24 Days of Christmas Cocktails – Day 15

Nearly on the home stretch now, and we have Patrón tequila leading the way!

The Bell Tolls

Day 15 – The Bell Tolls – Patrón

Glass –

Rocks glass

Ingredients –

60ml Patrón Añejo
25ml herbal liqueur
50ml white grapefruit juice
15ml cane syrup

Method –

Combine all ingredients into an ice-filled shaker, shake and strain into a rocks glass filled with ice.

Garnish with a sprig of Thai basil.

 

Each day for the next 9 days their will be a different christmas cocktail added to the site, so sign yourself up to be the first to find out! Make sure you follow me on Twitter (and the hash tag #24daysofchristmascocktails) or Facebook for instant updates.

 

© David Marsland and Drinks Enthusiast 2011. Unauthorized use and/or duplication of this material without express and written permission from this blog/sites author and owner is strictly prohibited. Excerpts and links may be used, provided that full and clear credit is given to David Marsland and Drinks Enthusiast with appropriate and specific direction to the original content.

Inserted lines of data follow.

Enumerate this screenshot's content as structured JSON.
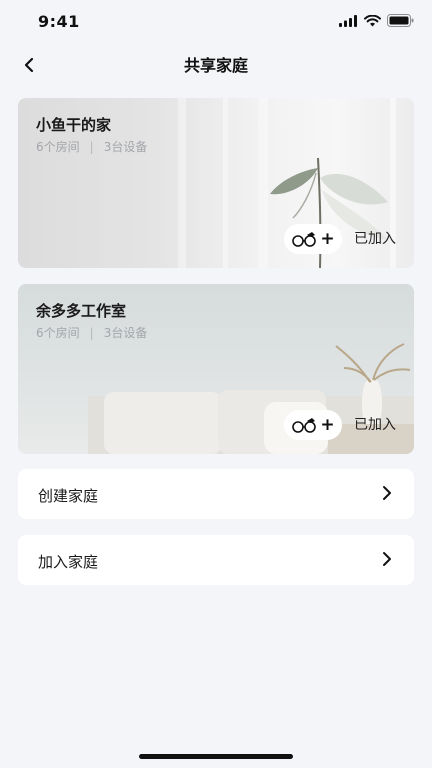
{
  "status_bar": {
    "time": "9:41"
  },
  "nav": {
    "title": "共享家庭"
  },
  "families": [
    {
      "name": "小鱼干的家",
      "rooms": "6个房间",
      "devices": "3台设备",
      "status": "已加入"
    },
    {
      "name": "余多多工作室",
      "rooms": "6个房间",
      "devices": "3台设备",
      "status": "已加入"
    }
  ],
  "actions": [
    {
      "label": "创建家庭"
    },
    {
      "label": "加入家庭"
    }
  ],
  "colors": {
    "background": "#f4f5f9",
    "card_white": "#ffffff",
    "muted_text": "#a3a6aa"
  }
}
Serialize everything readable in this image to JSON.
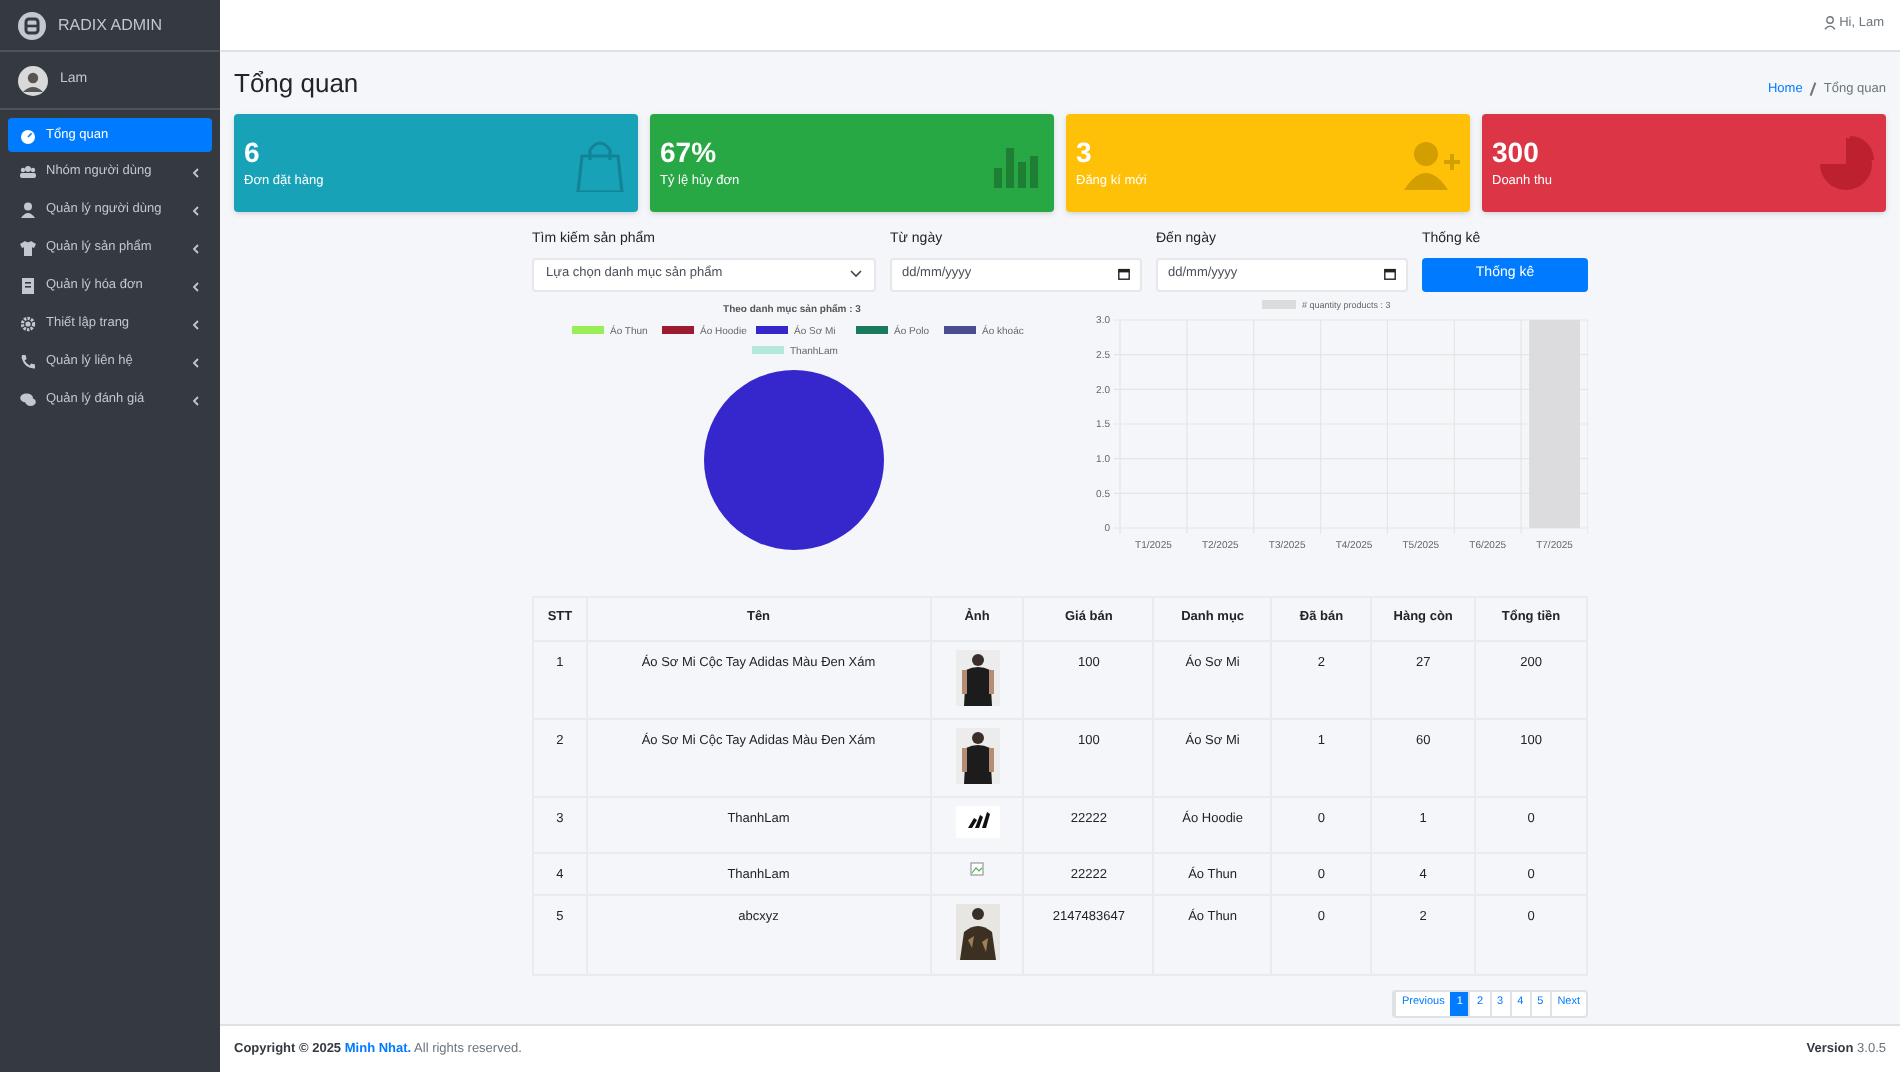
{
  "brand": "RADIX ADMIN",
  "user": {
    "name": "Lam"
  },
  "sidebar": {
    "items": [
      {
        "label": "Tổng quan",
        "selected": true,
        "kind": "link"
      },
      {
        "label": "Nhóm người dùng",
        "selected": false,
        "kind": "menu"
      },
      {
        "label": "Quản lý người dùng",
        "selected": false,
        "kind": "menu"
      },
      {
        "label": "Quản lý sản phẩm",
        "selected": false,
        "kind": "menu"
      },
      {
        "label": "Quản lý hóa đơn",
        "selected": false,
        "kind": "menu"
      },
      {
        "label": "Thiết lập trang",
        "selected": false,
        "kind": "menu"
      },
      {
        "label": "Quản lý liên hệ",
        "selected": false,
        "kind": "menu"
      },
      {
        "label": "Quản lý đánh giá",
        "selected": false,
        "kind": "menu"
      }
    ]
  },
  "header": {
    "greeting": "Hi, Lam"
  },
  "page_title": "Tổng quan",
  "breadcrumb": [
    {
      "label": "Home",
      "selected": false
    },
    {
      "label": "Tổng quan",
      "selected": true
    }
  ],
  "stat_cards": [
    {
      "value": "6",
      "label": "Đơn đặt hàng",
      "color": "#17a2b8"
    },
    {
      "value": "67%",
      "label": "Tỷ lệ hủy đơn",
      "color": "#28a745"
    },
    {
      "value": "3",
      "label": "Đăng kí mới",
      "color": "#ffc107"
    },
    {
      "value": "300",
      "label": "Doanh thu",
      "color": "#dc3545"
    }
  ],
  "filters": {
    "category": {
      "label": "Tìm kiếm sản phẩm",
      "value": "Lựa chọn danh mục sản phẩm"
    },
    "from": {
      "label": "Từ ngày",
      "placeholder": "dd/mm/yyyy"
    },
    "to": {
      "label": "Đến ngày",
      "placeholder": "dd/mm/yyyy"
    },
    "submit": {
      "label": "Thống kê",
      "button": {
        "label": "Thống kê"
      }
    }
  },
  "pie_chart": {
    "legend": [
      {
        "color": "#99ee55"
      },
      {
        "color": "#9b1b30"
      },
      {
        "color": "#3527cc"
      },
      {
        "color": "#1b7a5c"
      },
      {
        "color": "#4a4d8f"
      },
      {
        "color": "#b5e8dc"
      }
    ],
    "chart_data": {
      "type": "pie",
      "title": "Theo danh mục sản phẩm : 3",
      "categories": [
        "Áo Thun",
        "Áo Hoodie",
        "Áo Sơ Mi",
        "Áo Polo",
        "Áo khoác",
        "ThanhLam"
      ],
      "values": [
        0,
        0,
        100,
        0,
        0,
        0
      ]
    }
  },
  "bar_chart": {
    "chart_data": {
      "type": "bar",
      "categories": [
        "T1/2025",
        "T2/2025",
        "T3/2025",
        "T4/2025",
        "T5/2025",
        "T6/2025",
        "T7/2025"
      ],
      "series": [
        {
          "name": "# quantity products : 3",
          "color": "#dcdcdf",
          "values": [
            0,
            0,
            0,
            0,
            0,
            0,
            3
          ]
        }
      ],
      "grid": true,
      "ylim": [
        0,
        3
      ],
      "yticks": [
        {
          "value": 0,
          "label": "0"
        },
        {
          "value": 0.5,
          "label": "0.5"
        },
        {
          "value": 1,
          "label": "1.0"
        },
        {
          "value": 1.5,
          "label": "1.5"
        },
        {
          "value": 2,
          "label": "2.0"
        },
        {
          "value": 2.5,
          "label": "2.5"
        },
        {
          "value": 3,
          "label": "3.0"
        }
      ]
    }
  },
  "table": {
    "columns": [
      "STT",
      "Tên",
      "Ảnh",
      "Giá bán",
      "Danh mục",
      "Đã bán",
      "Hàng còn",
      "Tổng tiền"
    ],
    "rows": [
      {
        "stt": "1",
        "name": "Áo Sơ Mi Cộc Tay Adidas Màu Đen Xám",
        "price": "100",
        "category": "Áo Sơ Mi",
        "sold": "2",
        "stock": "27",
        "total": "200"
      },
      {
        "stt": "2",
        "name": "Áo Sơ Mi Cộc Tay Adidas Màu Đen Xám",
        "price": "100",
        "category": "Áo Sơ Mi",
        "sold": "1",
        "stock": "60",
        "total": "100"
      },
      {
        "stt": "3",
        "name": "ThanhLam",
        "price": "22222",
        "category": "Áo Hoodie",
        "sold": "0",
        "stock": "1",
        "total": "0"
      },
      {
        "stt": "4",
        "name": "ThanhLam",
        "image": {
          "kind": "broken"
        },
        "price": "22222",
        "category": "Áo Thun",
        "sold": "0",
        "stock": "4",
        "total": "0"
      },
      {
        "stt": "5",
        "name": "abcxyz",
        "price": "2147483647",
        "category": "Áo Thun",
        "sold": "0",
        "stock": "2",
        "total": "0"
      }
    ]
  },
  "pagination": [
    {
      "label": "Previous",
      "selected": false
    },
    {
      "label": "1",
      "selected": true
    },
    {
      "label": "2",
      "selected": false
    },
    {
      "label": "3",
      "selected": false
    },
    {
      "label": "4",
      "selected": false
    },
    {
      "label": "5",
      "selected": false
    },
    {
      "label": "Next",
      "selected": false
    }
  ],
  "footer": {
    "copyright": "Copyright © 2025",
    "author": "Minh Nhat.",
    "rights": "All rights reserved.",
    "version_label": "Version",
    "version": "3.0.5"
  }
}
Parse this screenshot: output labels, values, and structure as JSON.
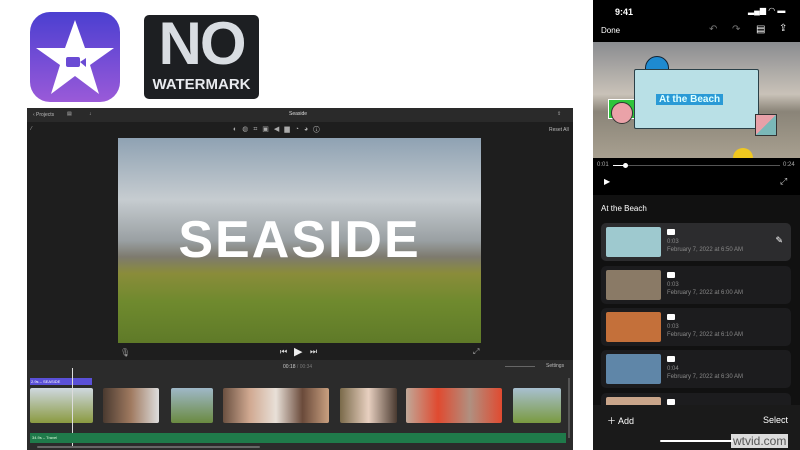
{
  "logos": {
    "app_icon": "imovie-star-camera-icon",
    "badge_no": "NO",
    "badge_watermark": "WATERMARK"
  },
  "mac": {
    "back_label": "‹ Projects",
    "window_title": "Seaside",
    "reset_all": "Reset All",
    "viewer_title": "SEASIDE",
    "time_current": "00:18",
    "time_separator": "/",
    "time_total": "00:34",
    "settings": "Settings",
    "title_clip_label": "2.9s – SEASIDE",
    "audio_clip_label": "34.9s – Travel"
  },
  "phone": {
    "time": "9:41",
    "done": "Done",
    "overlay_title": "At the Beach",
    "scrub_start": "0:01",
    "scrub_end": "0:24",
    "section_title": "At the Beach",
    "items": [
      {
        "duration": "0:03",
        "date": "February 7, 2022 at 6:50 AM",
        "thumb": "#9ec9cf"
      },
      {
        "duration": "0:03",
        "date": "February 7, 2022 at 6:00 AM",
        "thumb": "#8a7a66"
      },
      {
        "duration": "0:03",
        "date": "February 7, 2022 at 6:10 AM",
        "thumb": "#c4703a"
      },
      {
        "duration": "0:04",
        "date": "February 7, 2022 at 6:30 AM",
        "thumb": "#5f86a8"
      },
      {
        "duration": "0:03",
        "date": "",
        "thumb": "#c9a58a"
      }
    ],
    "add": "Add",
    "select": "Select"
  },
  "watermark": "wtvid.com"
}
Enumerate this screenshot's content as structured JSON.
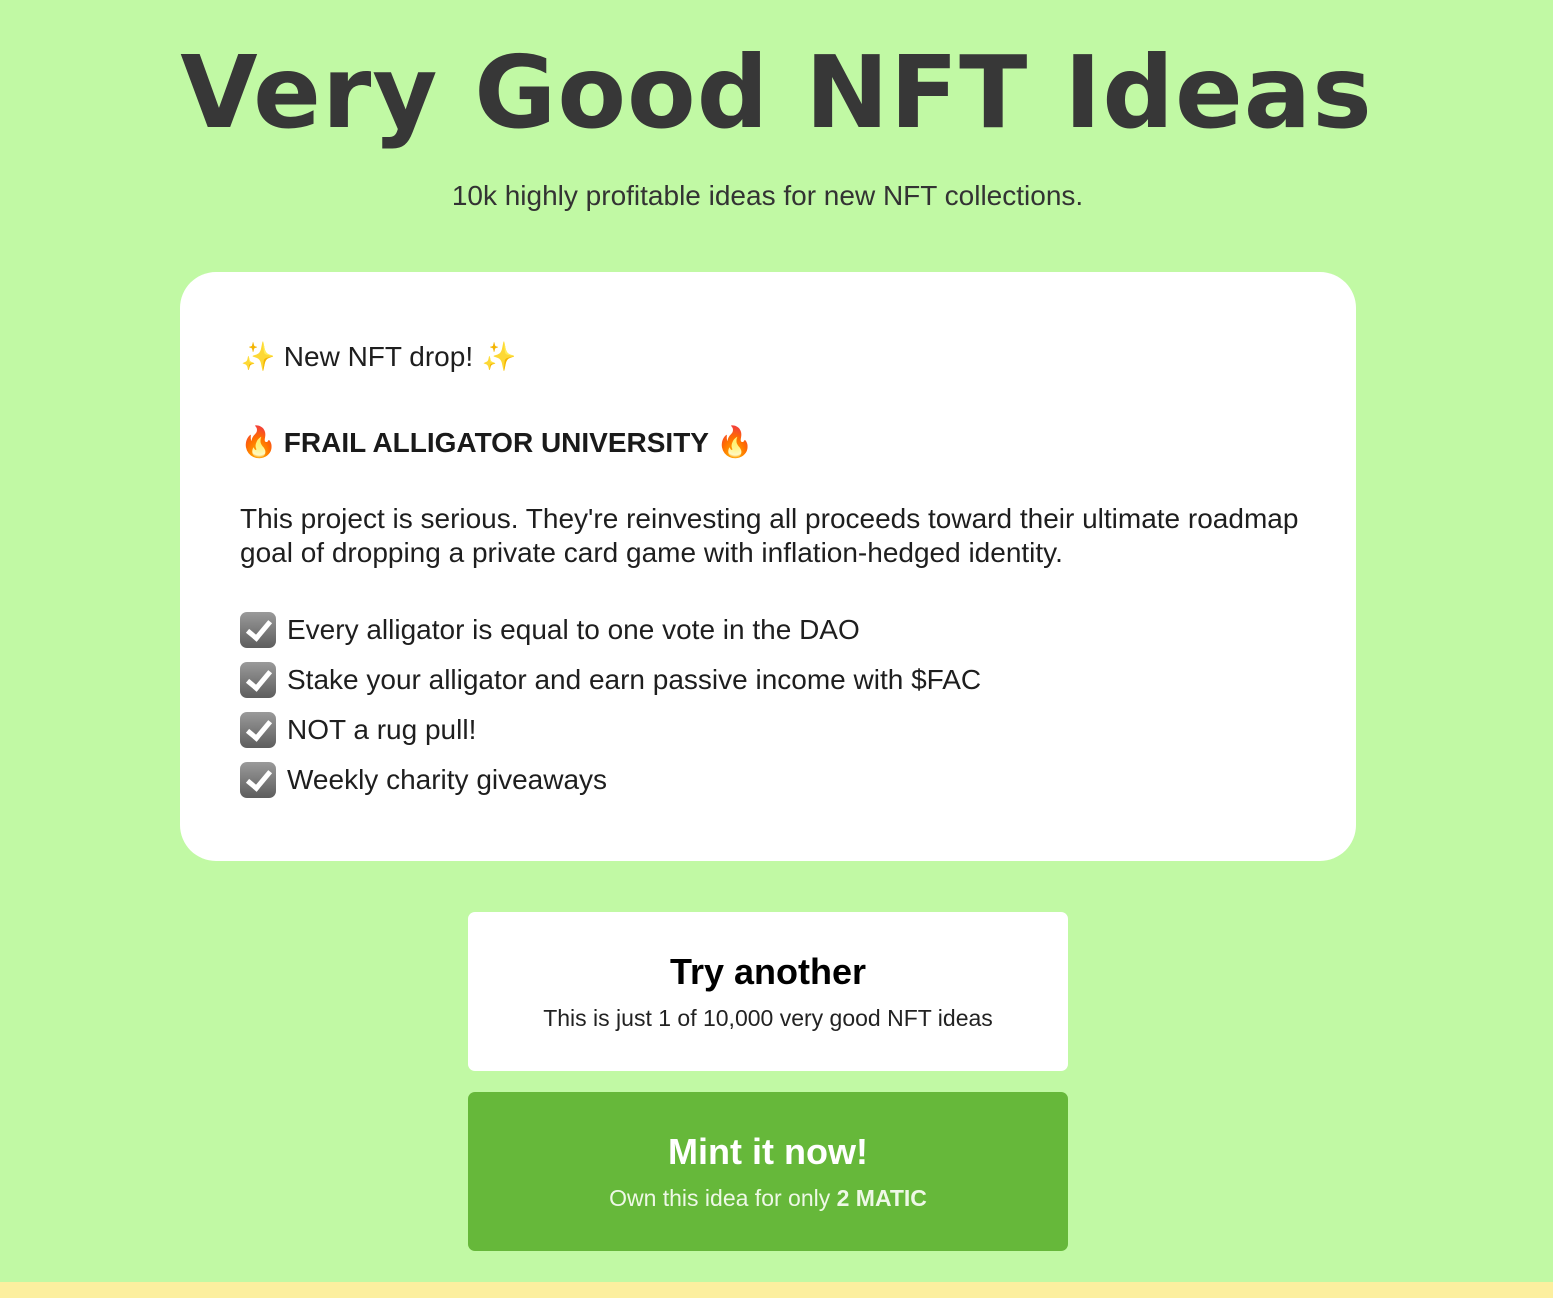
{
  "header": {
    "title": "Very Good NFT Ideas",
    "subtitle": "10k highly profitable ideas for new NFT collections."
  },
  "idea": {
    "drop_label": "New NFT drop!",
    "drop_icon": "sparkles-icon",
    "name": "FRAIL ALLIGATOR UNIVERSITY",
    "name_icon": "fire-icon",
    "description": "This project is serious. They're reinvesting all proceeds toward their ultimate roadmap goal of dropping a private card game with inflation-hedged identity.",
    "features": [
      "Every alligator is equal to one vote in the DAO",
      "Stake your alligator and earn passive income with $FAC",
      "NOT a rug pull!",
      "Weekly charity giveaways"
    ],
    "feature_icon": "checkbox-checked-icon"
  },
  "actions": {
    "try_another": {
      "label": "Try another",
      "sublabel": "This is just 1 of 10,000 very good NFT ideas"
    },
    "mint": {
      "label": "Mint it now!",
      "sublabel_prefix": "Own this idea for only",
      "price": "2 MATIC"
    }
  },
  "colors": {
    "background": "#c1f9a4",
    "card": "#ffffff",
    "mint_button": "#66b83a",
    "footer_bar": "#fcef9f"
  }
}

24 Days of Christmas Cocktails – Day 14

Into Day 14 now and another well-known Christmas liqueur is on hand to create a rather classic looking cocktail.

Vanilla Spice

Day 14 – Vanilla Spice – Drambuie

Glass –

Martini glass

Ingredients –

50ml Drambuie
50ml Vanilla Vodka
75ml Cranberry Juice

Method –

Shake Drambuie, vanilla vodka and cranberry juice together. Then pour into a pre-chilled martini glass to enjoy.

Garnished with orange peel.

 

Each day for the next 10 days their will be a different christmas cocktail added to the site, so sign yourself up to be the first to find out! Make sure you follow me on Twitter (and the hash tag #24daysofchristmascocktails) or Facebook for instant updates.

 

© David Marsland and Drinks Enthusiast 2011. Unauthorized use and/or duplication of this material without express and written permission from this blog/sites author and owner is strictly prohibited. Excerpts and links may be used, provided that full and clear credit is given to David Marsland and Drinks Enthusiast with appropriate and specific direction to the original content.